Osprey don’t provide Lake Murray’s only dramatic bird sightings: each summer, tens of thousands of Purple Martins—a pretty, iridescent species of swallow--roost on “Bomb” Island—it was a training site for World War II B-25 bombers, including the famous Doolittle Raiders--as they prepare to make their way to South America for the winter. It’s the largest Purple Martin sanctuary in North America, and the oldest. The drama begins at sunset, when the fiery sky comes alive with the birds, who swoop, flutter and caw as they search the air for insects, and continues until darkness has fallen and the birds have settled into their nests. Private charters, naturalist-led bird-watching tours and rental boats make it easy for nature lovers to take in the show; the Spirit of Lake Murray runs nightly dinner cruises to Bomb Island as well.
Lake Murray isn’t just close to Columbia: the lake, with its more than 600 miles of scalloped shoreline, is remarkably accessible for day trippers. “From I-26, it’s an easy trip to the Lake Murray Dam, which has terrific facilities,” says Jayne Baker, Public Relations Manager for Lake Murray Country. “On the Lexington side of the dam, there’s a beach for swimming; the Irmo side is great for picnicking and paddling. There’s a launch pad that sits just a few inches below the water so you can get on your stand-up paddleboard or into your kayak without tipping over. Both areas have plenty of parking, and the walk over the dam between the two is beautiful.”
Every weekend, hundreds take to the waters of Lake Murray aboard pontoon boats, and it’s easy to see why: the lake’s calm water is just right for the crowd-friendly crafts, which provide a stable ride and lots of room for coolers and friends. Join the fun by renting a pontoon boat at one of the marinas that line the shore or just join the party: during the summer, lakefront restaurants like Catfish Johnny's, Liberty on the Lake, the Rusty Anchor and the Beach Club open the decks, bring on the music and transform the scene into a daylong celebration.
If you prefer the quieter side of the lake, consider spending a day —or several—at Dreher Island State Park, where you can swim from a sandy beach, rent kayaks and other water toys, fish and even spend the night camping or in one of the five villas that dot the shoreline.

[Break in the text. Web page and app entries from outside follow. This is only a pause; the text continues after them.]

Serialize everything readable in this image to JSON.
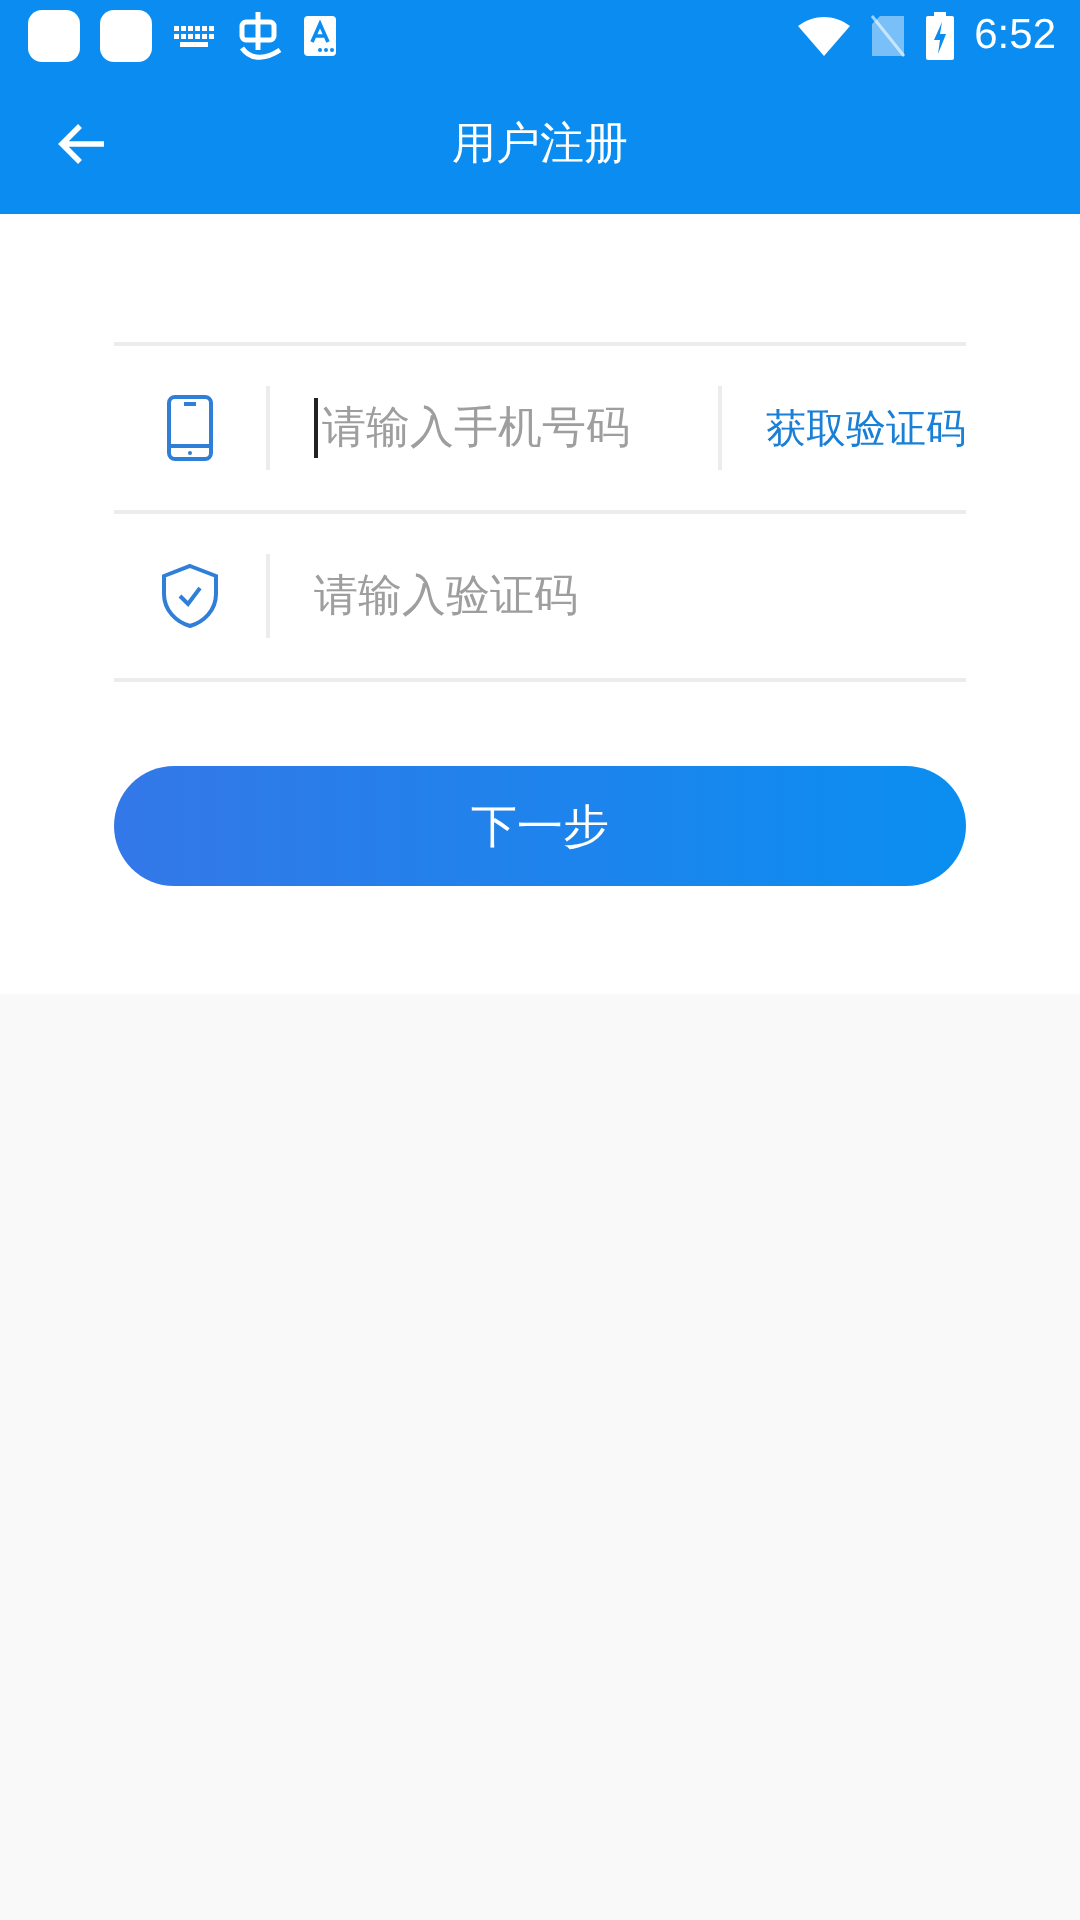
{
  "status_bar": {
    "time": "6:52"
  },
  "app_bar": {
    "title": "用户注册"
  },
  "fields": [
    {
      "kind": "phone",
      "placeholder": "请输入手机号码",
      "focused": true,
      "action": "获取验证码"
    },
    {
      "kind": "code",
      "placeholder": "请输入验证码",
      "focused": false
    }
  ],
  "submit": {
    "label": "下一步"
  }
}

There are also hiking trails, a short nature path, a playground and a camp store where you can rent tackle and purchase a fishing license. Although the main part of the park can be a bit crowded on weekends, a short stroll is all it takes to find a peaceful stopping point